CLEVELAND – Social media is in the air, bouncing around cell phone towers and into people’s phones.
It hardly seems tangible.
But at the Republican National Convention, these social media tools are completely hands on.
Facebook, Twitter, Skype, and Microsoft are all inside the Q, as Clevelanders call it -- the Quicken Loans Arena, where LeBron James and his Cavaliers won this year’s NBA championship.
Facebook’s compound is a space for working, as well as interacting face to face with others.
Events like this, and this year’s election, helps Facebook post big numbers.
“89 million people since the beginning of this year have been interacting on Facebook about the elections,” said Erin Egan, Facebook VP of US public policy. “What we’re trying to do on Facebook is we want to connect people to the issues, the topics, the communities that matter to them.”
Facebook says that interaction generated 2.9 billion likes, posts, comments and shares related to the election.
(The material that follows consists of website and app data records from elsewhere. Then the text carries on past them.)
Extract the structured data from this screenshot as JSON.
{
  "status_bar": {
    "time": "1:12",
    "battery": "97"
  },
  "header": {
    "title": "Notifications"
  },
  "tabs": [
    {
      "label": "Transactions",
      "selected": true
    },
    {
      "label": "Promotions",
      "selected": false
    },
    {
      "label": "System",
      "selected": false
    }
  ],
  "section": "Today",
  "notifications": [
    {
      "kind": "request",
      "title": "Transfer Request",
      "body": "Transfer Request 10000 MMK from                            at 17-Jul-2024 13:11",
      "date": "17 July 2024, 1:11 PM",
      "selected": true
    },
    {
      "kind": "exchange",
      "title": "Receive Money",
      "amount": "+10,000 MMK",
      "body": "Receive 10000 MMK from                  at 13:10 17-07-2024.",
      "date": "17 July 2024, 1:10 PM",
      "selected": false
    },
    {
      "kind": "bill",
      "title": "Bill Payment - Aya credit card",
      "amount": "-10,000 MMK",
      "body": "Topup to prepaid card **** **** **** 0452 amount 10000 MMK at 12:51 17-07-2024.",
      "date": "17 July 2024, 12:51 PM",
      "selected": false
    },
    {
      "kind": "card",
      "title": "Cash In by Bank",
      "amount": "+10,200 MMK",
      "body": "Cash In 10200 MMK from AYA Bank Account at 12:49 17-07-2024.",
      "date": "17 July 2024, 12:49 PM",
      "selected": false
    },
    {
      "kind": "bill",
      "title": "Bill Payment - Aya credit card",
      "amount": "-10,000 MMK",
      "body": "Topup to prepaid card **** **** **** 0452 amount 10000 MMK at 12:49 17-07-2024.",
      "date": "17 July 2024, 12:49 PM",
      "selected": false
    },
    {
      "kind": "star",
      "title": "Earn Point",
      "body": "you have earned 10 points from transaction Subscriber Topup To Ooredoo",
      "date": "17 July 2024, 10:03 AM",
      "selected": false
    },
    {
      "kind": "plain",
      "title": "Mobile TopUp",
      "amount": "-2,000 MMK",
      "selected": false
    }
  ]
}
They tell KSAT that Monday into Tuesday this week, there were 28.6 million posts, likes and comments about the convention and the candidates.
For IT professional David Eisen, knowing what to post, when and how often is important.
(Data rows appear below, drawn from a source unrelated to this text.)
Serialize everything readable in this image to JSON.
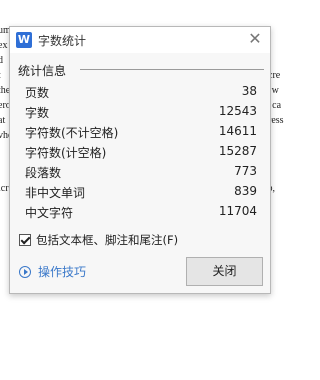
{
  "dialog": {
    "title": "字数统计",
    "app_icon_letter": "W",
    "close_glyph": "✕",
    "group_title": "统计信息",
    "stats": [
      {
        "label": "页数",
        "value": "38"
      },
      {
        "label": "字数",
        "value": "12543"
      },
      {
        "label": "字符数(不计空格)",
        "value": "14611"
      },
      {
        "label": "字符数(计空格)",
        "value": "15287"
      },
      {
        "label": "段落数",
        "value": "773"
      },
      {
        "label": "非中文单词",
        "value": "839"
      },
      {
        "label": "中文字符",
        "value": "11704"
      }
    ],
    "checkbox_label": "包括文本框、脚注和尾注(F)",
    "checkbox_checked": true,
    "tips_label": "操作技巧",
    "close_button_label": "关闭"
  },
  "background_doc": {
    "left_lines": [
      "um",
      "ex",
      "d",
      "t",
      "the",
      "ero",
      "at",
      "vho",
      "",
      "icr"
    ],
    "right_lines": [
      "is",
      "I",
      "e",
      "ncre",
      "It w",
      "is ca",
      "press",
      "",
      "",
      "ap,"
    ]
  }
}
He says there’s only so much time in the day to read the messages, so it’s important to make content count.
“At the end of the day, people have only so much time in their offices to say hey I’m going to click on Prince verses say Gov. Pence. Not Gov. Pence,” he said.
Facebook noted that in the last 30 days, Trump’s attracted 221 million interactions with 27 million people. Clinton sparked 215 million with 24 million.
With all that interaction, it could translate into more engaged voters in November.